Faculty & Staff
,Kharkiv National University
,University of Alberta
The focus of our interdisciplinary research is to study the coordinated action of neural, muscular, and skeletal systems controlling goal-directed and stereotypic movements.
The neuro-musculo-skeletal (NMS) system evolved to control mechanical actions, e.g. walking, running, balancing and reaching. Since these and other common behaviors are produced by the integrated action of multiple components of the NMS system, investigating the details of this emergent organization of movement control is a major challenge. Our laboratory addresses this challenge with an interdisciplinary approach that combines multi-electrode recording and stimulation techniques with advanced computational tools in the field of neuromechanics and innovative methodology.

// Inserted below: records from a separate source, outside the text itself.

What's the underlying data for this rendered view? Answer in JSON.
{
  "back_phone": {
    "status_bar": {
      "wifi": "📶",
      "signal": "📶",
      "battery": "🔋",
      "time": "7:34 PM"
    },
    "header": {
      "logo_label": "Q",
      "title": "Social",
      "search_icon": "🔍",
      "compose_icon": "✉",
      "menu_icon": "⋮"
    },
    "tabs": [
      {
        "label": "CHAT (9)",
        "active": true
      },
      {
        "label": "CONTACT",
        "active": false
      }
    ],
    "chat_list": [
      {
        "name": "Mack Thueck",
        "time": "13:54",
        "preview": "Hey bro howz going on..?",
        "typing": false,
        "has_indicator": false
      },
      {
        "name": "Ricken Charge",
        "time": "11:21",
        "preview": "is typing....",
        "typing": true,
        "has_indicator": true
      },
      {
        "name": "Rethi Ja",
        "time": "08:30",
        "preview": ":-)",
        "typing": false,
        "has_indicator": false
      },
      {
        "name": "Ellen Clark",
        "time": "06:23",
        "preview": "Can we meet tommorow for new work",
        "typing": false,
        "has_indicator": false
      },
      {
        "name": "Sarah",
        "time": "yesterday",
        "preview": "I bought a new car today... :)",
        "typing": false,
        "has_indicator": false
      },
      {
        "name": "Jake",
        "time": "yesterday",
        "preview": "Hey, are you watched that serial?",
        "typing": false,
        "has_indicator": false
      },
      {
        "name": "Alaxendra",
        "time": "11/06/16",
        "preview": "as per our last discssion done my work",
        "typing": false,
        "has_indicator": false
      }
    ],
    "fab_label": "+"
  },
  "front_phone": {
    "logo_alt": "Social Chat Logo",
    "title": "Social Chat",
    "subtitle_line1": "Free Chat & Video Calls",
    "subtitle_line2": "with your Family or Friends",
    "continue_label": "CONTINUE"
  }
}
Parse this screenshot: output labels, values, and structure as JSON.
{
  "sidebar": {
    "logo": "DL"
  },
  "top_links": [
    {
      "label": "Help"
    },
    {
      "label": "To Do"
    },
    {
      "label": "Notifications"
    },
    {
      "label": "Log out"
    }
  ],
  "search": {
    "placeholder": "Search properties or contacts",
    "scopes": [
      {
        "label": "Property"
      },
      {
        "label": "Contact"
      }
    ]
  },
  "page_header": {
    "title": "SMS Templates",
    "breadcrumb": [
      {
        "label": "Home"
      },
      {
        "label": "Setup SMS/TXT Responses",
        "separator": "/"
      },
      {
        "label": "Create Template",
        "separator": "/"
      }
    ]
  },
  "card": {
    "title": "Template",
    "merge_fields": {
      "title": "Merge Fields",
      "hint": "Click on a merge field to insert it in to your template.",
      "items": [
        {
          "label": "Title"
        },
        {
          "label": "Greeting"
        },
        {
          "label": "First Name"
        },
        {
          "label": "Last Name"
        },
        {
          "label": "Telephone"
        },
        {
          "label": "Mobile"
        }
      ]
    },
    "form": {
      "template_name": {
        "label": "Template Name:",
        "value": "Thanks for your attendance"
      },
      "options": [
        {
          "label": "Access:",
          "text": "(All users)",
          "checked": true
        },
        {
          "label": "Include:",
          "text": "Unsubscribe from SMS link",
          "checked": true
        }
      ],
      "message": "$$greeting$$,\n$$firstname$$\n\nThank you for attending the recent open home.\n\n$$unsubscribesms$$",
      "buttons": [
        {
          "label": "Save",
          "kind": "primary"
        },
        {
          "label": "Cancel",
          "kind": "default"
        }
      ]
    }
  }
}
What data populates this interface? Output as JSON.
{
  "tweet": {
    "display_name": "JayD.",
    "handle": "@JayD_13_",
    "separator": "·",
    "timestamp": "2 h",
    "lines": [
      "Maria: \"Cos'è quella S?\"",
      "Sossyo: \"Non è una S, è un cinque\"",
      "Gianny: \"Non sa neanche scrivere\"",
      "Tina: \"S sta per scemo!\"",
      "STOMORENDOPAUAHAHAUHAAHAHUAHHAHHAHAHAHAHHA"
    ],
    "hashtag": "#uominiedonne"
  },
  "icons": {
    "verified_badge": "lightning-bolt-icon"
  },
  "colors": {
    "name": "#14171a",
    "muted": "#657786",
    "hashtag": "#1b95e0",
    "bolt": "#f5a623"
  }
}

Besides the general question of understanding how the brain works we are working on the following specific topics:
-- What is the pattern of interactions between multiple redundant neuromechanical mechanisms involved in the control of movement?
-- What are the evolutionary constraints of neuromechanical organization?
-- What mechanisms are responsible for the way we acquire new motor skills?
-- How can we use the hierarchy and redundancy of control pathways to overcome movement deficits due to stroke and spinal cord injury?
A hierarchical perspective on rhythm generation for locomotor control.
Prog Brain Res. 2011;188:151-66.
Sequential activation of motor cortical neurons contributes to intralimb coordination during reaching in the cat by modulating muscle synergies.
Yakovenko S, Krouchev N, Drew T.
J Neurophysiol. 2011 Jan;105(1):388-409
A motor cortical contribution to the anticipatory postural adjustments that precede reaching in the cat.
Yakovenko S, Drew T.
J Neurophysiol. 2009 Aug;102(2):853-74.
Personal Site: https://sites.google.com/site/sergiyyakovenko/